Cases of door aggression in which the dog does not bite can usually be improved by teaching the dog to perform specific behaviors when people come to the home. The dog is taught, with reward-based training (treat, praise), to go and stay in an area close but not adjacent to the entranceway.
Once the dog performs this behavior reliably, the pet parent repeatedly pretends that a guest is at the door and practices sending the dog to the area. Once there, the dog is rewarded with treats tossed by the parent from the entranceway. When the dog is consistently able to stay in place, the pet parent recruits helpers the dog likes, such as family members or close friends. Helpers arrive at predetermined times, and the pet parent works with the dog to practice staying in the area. The helper tosses treats to reward the dog. The dog then associates the presence of guests in the home with tasty treats.
Conduct 10 to 20 mock visits with the same helper over an hour or so. Repeat these mock visits with different helpers numerous times over several months.
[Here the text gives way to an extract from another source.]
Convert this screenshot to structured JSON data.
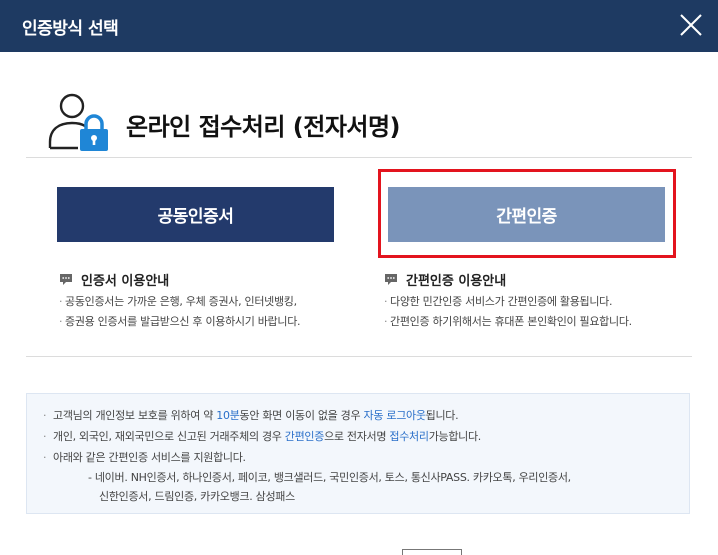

It is a good idea to barricade the dog behind a fence or baby gate the first time unfamiliar guests come to the home, in case the dog fails to stay in the area.
Serious cases of dogs that pose a danger to people should be handled by a certified applied animal behaviorist, a board-certified veterinary behaviorist or a certified pet dog trainer experienced with aggression. The professional will determine if it is safe to implement behavior modification and, if so, recommend necessary precautions. We advise frequent supervision by the professional.
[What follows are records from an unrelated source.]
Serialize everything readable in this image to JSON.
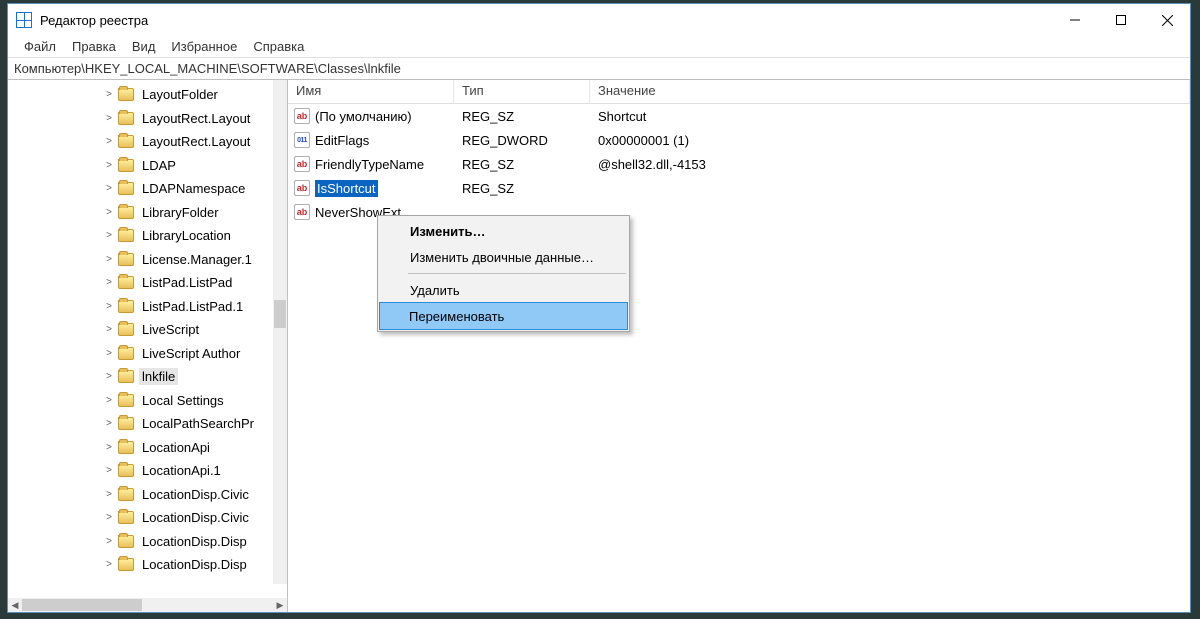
{
  "title": "Редактор реестра",
  "menu": [
    "Файл",
    "Правка",
    "Вид",
    "Избранное",
    "Справка"
  ],
  "address": "Компьютер\\HKEY_LOCAL_MACHINE\\SOFTWARE\\Classes\\lnkfile",
  "tree": [
    {
      "name": "LayoutFolder"
    },
    {
      "name": "LayoutRect.Layout"
    },
    {
      "name": "LayoutRect.Layout"
    },
    {
      "name": "LDAP"
    },
    {
      "name": "LDAPNamespace"
    },
    {
      "name": "LibraryFolder"
    },
    {
      "name": "LibraryLocation"
    },
    {
      "name": "License.Manager.1"
    },
    {
      "name": "ListPad.ListPad"
    },
    {
      "name": "ListPad.ListPad.1"
    },
    {
      "name": "LiveScript"
    },
    {
      "name": "LiveScript Author"
    },
    {
      "name": "lnkfile",
      "selected": true
    },
    {
      "name": "Local Settings"
    },
    {
      "name": "LocalPathSearchPr"
    },
    {
      "name": "LocationApi"
    },
    {
      "name": "LocationApi.1"
    },
    {
      "name": "LocationDisp.Civic"
    },
    {
      "name": "LocationDisp.Civic"
    },
    {
      "name": "LocationDisp.Disp"
    },
    {
      "name": "LocationDisp.Disp"
    }
  ],
  "columns": {
    "name": "Имя",
    "type": "Тип",
    "value": "Значение"
  },
  "values": [
    {
      "icon": "sz",
      "name": "(По умолчанию)",
      "type": "REG_SZ",
      "value": "Shortcut"
    },
    {
      "icon": "dw",
      "name": "EditFlags",
      "type": "REG_DWORD",
      "value": "0x00000001 (1)"
    },
    {
      "icon": "sz",
      "name": "FriendlyTypeName",
      "type": "REG_SZ",
      "value": "@shell32.dll,-4153"
    },
    {
      "icon": "sz",
      "name": "IsShortcut",
      "type": "REG_SZ",
      "value": "",
      "selected": true
    },
    {
      "icon": "sz",
      "name": "NeverShowExt",
      "type": "",
      "value": ""
    }
  ],
  "context_menu": {
    "modify": "Изменить…",
    "modify_binary": "Изменить двоичные данные…",
    "delete": "Удалить",
    "rename": "Переименовать"
  }
}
The first step in treating aggression to visitors is to ensure safety. If the dog is not dangerous, pet parents can attempt behavior modification. Dogs that are potential threats to people must not come in contact with strangers. Consult with a behaviorist or experienced trainer. Regardless of the severity of the problem, improvement requires time, patience and dedication on the part of the pet parent.
With dedicated attention, dogs exhibiting aggression to visitors can improve significantly.
McConnell, P. The cautious canine: how to help dogs conquer their fears. Dog's Best Friend, Ltd., 1998.
Hetts, S. Pet behaviorprotocols: what to say, what to do, when to refer. Lakewood CO: AAHA Press, 1999.
Pamela Reid, Ph.D.
Certified Applied Animal Behaviorist
Steven Hansen, DVM, MS, MBA, DABVT, DABT
© 2007. The American Society for the Prevention of Cruelty to Animals (ASPCA)